Information supplied:

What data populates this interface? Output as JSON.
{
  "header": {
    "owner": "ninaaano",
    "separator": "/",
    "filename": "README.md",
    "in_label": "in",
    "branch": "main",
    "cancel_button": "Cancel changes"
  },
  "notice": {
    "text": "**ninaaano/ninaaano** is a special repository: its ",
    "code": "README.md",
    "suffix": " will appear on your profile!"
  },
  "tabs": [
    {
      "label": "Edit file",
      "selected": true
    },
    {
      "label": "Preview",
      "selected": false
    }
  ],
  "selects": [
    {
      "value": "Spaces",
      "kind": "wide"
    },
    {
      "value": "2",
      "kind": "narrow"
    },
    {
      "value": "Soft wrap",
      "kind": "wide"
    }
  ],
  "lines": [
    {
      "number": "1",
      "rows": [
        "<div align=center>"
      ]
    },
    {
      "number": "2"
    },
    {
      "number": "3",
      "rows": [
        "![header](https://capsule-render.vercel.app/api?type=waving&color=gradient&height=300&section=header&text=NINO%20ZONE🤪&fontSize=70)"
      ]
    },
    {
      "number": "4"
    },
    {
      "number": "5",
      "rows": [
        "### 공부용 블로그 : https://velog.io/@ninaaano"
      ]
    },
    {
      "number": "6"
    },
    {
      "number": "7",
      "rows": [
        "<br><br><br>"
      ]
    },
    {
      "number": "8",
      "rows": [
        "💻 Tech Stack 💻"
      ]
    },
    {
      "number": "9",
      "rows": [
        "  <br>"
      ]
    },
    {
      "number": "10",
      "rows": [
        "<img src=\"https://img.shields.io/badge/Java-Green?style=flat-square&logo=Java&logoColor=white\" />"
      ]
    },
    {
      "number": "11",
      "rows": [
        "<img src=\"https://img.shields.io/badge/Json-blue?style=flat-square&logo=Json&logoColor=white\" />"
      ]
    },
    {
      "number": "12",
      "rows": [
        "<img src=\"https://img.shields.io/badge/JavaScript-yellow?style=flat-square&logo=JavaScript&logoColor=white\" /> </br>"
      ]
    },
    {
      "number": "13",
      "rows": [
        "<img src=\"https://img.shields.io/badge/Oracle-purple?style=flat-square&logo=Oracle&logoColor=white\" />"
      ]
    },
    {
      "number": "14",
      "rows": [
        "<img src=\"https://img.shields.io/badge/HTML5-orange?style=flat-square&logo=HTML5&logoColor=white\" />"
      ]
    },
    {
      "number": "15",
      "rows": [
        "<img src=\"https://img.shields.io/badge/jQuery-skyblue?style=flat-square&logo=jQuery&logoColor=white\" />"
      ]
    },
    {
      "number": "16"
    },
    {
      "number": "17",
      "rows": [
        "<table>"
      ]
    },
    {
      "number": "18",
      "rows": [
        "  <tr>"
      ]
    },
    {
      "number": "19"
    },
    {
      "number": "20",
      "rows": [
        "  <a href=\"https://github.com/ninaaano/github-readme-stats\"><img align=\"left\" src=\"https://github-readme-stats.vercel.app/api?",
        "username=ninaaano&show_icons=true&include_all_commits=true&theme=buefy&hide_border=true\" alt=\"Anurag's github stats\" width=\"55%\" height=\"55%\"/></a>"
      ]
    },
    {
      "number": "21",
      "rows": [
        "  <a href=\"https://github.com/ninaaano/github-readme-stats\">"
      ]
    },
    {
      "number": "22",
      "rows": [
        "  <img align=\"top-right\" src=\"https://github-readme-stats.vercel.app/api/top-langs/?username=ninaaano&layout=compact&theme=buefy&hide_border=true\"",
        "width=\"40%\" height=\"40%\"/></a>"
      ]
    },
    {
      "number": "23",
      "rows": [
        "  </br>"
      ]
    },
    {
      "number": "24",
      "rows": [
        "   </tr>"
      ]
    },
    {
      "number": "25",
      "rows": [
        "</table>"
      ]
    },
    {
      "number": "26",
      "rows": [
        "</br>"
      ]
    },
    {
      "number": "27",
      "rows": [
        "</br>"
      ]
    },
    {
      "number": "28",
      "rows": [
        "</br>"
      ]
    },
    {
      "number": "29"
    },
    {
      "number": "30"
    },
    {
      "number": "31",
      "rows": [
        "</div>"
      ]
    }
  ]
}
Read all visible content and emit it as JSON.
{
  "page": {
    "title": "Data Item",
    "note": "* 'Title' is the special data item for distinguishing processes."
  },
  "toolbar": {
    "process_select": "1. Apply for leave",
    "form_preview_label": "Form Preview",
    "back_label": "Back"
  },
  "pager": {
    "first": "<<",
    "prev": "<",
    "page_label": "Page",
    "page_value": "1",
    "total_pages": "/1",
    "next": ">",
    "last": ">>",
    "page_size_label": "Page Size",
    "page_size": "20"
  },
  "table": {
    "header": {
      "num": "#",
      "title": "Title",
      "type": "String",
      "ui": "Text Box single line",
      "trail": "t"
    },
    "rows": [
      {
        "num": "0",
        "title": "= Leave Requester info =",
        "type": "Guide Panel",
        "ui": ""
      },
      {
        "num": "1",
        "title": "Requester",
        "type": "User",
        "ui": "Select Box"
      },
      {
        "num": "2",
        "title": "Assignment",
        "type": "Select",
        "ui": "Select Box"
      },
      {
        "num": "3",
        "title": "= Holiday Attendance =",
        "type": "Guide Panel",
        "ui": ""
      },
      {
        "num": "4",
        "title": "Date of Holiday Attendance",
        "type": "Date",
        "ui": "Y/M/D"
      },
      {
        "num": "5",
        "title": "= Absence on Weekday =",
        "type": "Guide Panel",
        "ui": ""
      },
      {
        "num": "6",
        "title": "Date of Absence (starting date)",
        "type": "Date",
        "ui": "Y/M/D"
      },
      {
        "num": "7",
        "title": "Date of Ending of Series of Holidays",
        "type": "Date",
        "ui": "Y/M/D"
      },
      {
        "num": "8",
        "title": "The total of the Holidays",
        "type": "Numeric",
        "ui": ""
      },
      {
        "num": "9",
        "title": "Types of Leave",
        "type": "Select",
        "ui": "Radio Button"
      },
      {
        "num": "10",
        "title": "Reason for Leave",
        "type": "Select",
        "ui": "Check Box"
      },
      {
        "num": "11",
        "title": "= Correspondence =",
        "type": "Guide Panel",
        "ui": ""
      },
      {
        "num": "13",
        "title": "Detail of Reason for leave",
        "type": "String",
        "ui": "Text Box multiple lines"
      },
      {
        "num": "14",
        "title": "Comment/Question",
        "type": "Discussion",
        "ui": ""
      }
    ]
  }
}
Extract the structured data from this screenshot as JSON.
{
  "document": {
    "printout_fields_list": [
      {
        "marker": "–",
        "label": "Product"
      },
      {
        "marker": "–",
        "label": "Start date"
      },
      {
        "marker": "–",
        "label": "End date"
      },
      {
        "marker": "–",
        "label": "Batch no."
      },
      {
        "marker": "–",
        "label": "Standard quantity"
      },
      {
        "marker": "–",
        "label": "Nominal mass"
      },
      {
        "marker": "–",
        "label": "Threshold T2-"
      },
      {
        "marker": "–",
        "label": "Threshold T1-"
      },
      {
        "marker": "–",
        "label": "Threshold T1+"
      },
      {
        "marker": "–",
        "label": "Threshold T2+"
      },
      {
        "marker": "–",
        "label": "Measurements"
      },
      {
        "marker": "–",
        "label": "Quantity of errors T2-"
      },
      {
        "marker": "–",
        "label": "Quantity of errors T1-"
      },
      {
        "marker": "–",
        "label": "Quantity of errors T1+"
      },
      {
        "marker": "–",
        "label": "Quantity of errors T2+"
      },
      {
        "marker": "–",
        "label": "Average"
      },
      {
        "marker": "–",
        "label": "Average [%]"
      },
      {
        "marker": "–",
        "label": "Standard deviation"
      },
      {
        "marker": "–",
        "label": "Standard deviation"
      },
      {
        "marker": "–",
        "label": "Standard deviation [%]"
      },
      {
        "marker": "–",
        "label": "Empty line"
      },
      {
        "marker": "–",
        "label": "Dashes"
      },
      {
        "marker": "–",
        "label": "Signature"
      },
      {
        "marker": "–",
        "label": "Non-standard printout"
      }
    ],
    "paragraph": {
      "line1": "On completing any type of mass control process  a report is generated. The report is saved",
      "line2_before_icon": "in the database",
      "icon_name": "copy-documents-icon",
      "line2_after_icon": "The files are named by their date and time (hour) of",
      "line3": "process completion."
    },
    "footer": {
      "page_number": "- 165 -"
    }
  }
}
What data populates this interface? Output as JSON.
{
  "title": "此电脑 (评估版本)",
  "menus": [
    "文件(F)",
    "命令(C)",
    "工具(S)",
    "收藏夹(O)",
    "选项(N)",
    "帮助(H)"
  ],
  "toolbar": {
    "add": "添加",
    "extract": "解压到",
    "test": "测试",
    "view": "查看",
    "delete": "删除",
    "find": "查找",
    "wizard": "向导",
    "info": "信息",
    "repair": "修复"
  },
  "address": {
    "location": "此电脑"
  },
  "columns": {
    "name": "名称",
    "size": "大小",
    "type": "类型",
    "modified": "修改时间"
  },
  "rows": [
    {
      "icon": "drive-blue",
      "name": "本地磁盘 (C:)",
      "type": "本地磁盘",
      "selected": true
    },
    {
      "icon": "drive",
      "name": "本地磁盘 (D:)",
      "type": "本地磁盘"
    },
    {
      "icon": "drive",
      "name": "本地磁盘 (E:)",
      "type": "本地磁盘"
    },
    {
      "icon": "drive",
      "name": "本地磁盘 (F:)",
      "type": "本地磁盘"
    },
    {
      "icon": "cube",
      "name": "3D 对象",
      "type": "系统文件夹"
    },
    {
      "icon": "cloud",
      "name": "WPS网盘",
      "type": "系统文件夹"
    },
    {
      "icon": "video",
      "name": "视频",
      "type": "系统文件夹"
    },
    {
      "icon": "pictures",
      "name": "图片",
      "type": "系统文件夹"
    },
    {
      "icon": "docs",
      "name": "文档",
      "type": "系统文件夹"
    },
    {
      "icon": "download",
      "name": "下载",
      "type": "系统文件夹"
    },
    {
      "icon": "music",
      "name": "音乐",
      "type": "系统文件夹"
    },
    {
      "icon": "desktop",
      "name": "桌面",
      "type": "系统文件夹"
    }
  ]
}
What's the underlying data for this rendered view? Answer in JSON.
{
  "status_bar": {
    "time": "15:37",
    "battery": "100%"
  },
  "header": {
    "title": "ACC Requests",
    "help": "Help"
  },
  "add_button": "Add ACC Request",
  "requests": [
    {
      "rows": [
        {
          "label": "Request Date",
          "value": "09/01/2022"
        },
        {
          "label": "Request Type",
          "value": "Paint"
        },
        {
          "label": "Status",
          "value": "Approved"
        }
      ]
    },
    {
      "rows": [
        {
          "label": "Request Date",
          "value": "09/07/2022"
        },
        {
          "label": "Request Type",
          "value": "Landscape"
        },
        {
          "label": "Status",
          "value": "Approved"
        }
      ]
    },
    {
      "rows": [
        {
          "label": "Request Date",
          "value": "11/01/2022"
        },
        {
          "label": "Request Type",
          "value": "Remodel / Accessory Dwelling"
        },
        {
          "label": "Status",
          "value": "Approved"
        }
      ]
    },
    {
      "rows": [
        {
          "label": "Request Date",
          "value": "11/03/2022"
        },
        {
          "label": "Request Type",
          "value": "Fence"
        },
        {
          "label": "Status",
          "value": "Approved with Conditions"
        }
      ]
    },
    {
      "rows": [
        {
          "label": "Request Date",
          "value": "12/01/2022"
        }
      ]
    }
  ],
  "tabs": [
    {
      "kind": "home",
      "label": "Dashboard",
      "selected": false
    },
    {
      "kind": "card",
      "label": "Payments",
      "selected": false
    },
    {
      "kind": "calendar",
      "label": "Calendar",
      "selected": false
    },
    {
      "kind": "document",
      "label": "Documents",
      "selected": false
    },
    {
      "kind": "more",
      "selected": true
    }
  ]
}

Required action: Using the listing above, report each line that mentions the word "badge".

Worked solution:
        "<img src=\"https://img.shields.io/badge/Java-Green?style=flat-square&logo=Java&logoColor=white\" />"
        "<img src=\"https://img.shields.io/badge/Json-blue?style=flat-square&logo=Json&logoColor=white\" />"
        "<img src=\"https://img.shields.io/badge/JavaScript-yellow?style=flat-square&logo=JavaScript&logoColor=white\" /> </br>"
        "<img src=\"https://img.shields.io/badge/Oracle-purple?style=flat-square&logo=Oracle&logoColor=white\" />"
        "<img src=\"https://img.shields.io/badge/HTML5-orange?style=flat-square&logo=HTML5&logoColor=white\" />"
        "<img src=\"https://img.shields.io/badge/jQuery-skyblue?style=flat-square&logo=jQuery&logoColor=white\" />"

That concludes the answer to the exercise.